Now, reader, vote down license, lessen taxes, stop pauperism and crime.

Do your duty, my dear reader. Vote as you think your Master would have you.

I thank you, Mr. Editor, for the kindness shown me and our work in giving us the use of your columns. Reader, good-bye. Vote down license.
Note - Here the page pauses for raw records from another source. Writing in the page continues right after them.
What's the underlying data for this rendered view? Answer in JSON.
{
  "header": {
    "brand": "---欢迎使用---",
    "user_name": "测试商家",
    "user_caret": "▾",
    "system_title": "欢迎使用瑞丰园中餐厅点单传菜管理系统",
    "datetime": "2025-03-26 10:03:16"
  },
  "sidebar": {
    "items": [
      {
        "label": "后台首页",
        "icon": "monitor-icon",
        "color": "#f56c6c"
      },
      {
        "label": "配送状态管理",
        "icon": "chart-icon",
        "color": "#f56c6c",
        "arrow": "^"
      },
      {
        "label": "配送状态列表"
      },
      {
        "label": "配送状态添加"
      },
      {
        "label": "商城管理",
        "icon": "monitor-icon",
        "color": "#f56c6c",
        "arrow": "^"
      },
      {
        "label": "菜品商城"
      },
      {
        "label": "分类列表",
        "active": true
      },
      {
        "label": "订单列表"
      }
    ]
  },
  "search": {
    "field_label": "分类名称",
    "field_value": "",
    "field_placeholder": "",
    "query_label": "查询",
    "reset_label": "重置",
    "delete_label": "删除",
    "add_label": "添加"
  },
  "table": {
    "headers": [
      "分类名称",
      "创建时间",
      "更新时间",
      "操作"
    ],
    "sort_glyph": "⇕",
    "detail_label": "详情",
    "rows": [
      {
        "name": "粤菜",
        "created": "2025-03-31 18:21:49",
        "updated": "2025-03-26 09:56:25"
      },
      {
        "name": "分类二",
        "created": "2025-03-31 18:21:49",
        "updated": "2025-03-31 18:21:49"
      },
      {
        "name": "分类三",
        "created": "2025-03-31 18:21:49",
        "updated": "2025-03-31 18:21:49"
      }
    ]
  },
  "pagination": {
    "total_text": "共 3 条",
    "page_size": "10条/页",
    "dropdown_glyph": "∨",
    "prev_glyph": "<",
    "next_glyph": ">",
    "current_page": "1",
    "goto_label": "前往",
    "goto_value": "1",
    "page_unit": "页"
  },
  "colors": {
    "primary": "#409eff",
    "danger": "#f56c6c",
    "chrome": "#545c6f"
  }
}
Sunday, Local Option may be ours, if so, our churches will join each other in chanting, Glory to God in the highest.


A Few Plain Questions for the Man Who Does His Own Thinking.

Moral -- Alcohol

Are not the leaders of Prohibition and the leaders of Local Option working hand in hand in this contest?

Have they not the same object in view, viz: the annihilation of the present existing parties and building up of the Prohibition party as well as the stopping of legalizing saloons?

Is this contest not a deep political one?

Will Accomac be benefitted by the change, if they succeed?

Where will the amount, lost from the licensing of saloons and the amount incurred in prosecuting illegal sales of liquor under Local Option rule be raised? From what source? And by what means? Will it not be from increased taxation?

Have we not tried Local Option in this district once? Was it not a failure then? Can we expect more from it now?

Do the advocates of Local Option say or claim that it will stop either the sale or drinking of liquor?

Is it not a question of the unlicensed sale of liquor, or the licensed sale of liquor?

Don't you think it would be better to preach and practice Temperance in all things?

Democrat, Republican, Taxpayer, each and everyone who will reason calmly and not let prejudice bias his better judgement, don't you think it will be time well spent to ponder over these few questions?



Forests -- Forest products - Barrels

The commission merchants of Baltimore, through our columns this week, submit their views on the barrel question, and in such a plain and practical way that no shipper of produce can fail to comprehend what they mean, or what is expected of them if they want the best returns for their produce -- and it is to be hoped, that our farmers will be wise enough to profit by the advice which is given them. Indeed, no other course seems to be left to them but to use barrels of fair and uniform size, and no other in our opinion ought to be used, unless the same returns are made for a pony as for a fair barrels of produce.

Special Election.

Moral -- Alcohol

Pursuant to an order of the county court of Accomack county, made February 26th, 1896, notice is hereby given that an election will be held at the several voting precincts in the Magisterial Districts of Lee, Pungoteague and Metompkin, on Saturday, 18th day of April, '96, on the question of "granting or not granting Liquor License" in said Districts.

JOHN H. WISE, Sheriff.

Peninsula Enterprise
Accomac Court House
April 18, 1896